▶ _DATA UNDER STUDY_:
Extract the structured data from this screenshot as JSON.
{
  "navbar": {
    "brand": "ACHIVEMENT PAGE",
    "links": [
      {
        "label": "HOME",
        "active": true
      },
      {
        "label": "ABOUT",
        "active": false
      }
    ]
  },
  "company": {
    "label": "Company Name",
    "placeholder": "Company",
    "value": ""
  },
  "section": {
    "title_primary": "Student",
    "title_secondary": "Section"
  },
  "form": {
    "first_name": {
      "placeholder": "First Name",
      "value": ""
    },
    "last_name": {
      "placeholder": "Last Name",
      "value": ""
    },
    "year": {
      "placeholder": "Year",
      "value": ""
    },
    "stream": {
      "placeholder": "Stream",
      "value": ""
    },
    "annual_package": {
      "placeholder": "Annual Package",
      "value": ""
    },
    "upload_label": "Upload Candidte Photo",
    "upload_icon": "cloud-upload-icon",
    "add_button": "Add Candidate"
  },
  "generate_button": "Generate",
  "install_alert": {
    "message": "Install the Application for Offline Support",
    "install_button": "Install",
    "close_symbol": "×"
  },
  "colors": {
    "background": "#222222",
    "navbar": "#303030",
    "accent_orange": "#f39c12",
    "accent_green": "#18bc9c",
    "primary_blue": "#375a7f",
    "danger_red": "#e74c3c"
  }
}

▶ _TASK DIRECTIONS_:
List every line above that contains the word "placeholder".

▶ _EXERCISE OUTPUT_:
    "placeholder": "Company",
      "placeholder": "First Name",
      "placeholder": "Last Name",
      "placeholder": "Year",
      "placeholder": "Stream",
      "placeholder": "Annual Package",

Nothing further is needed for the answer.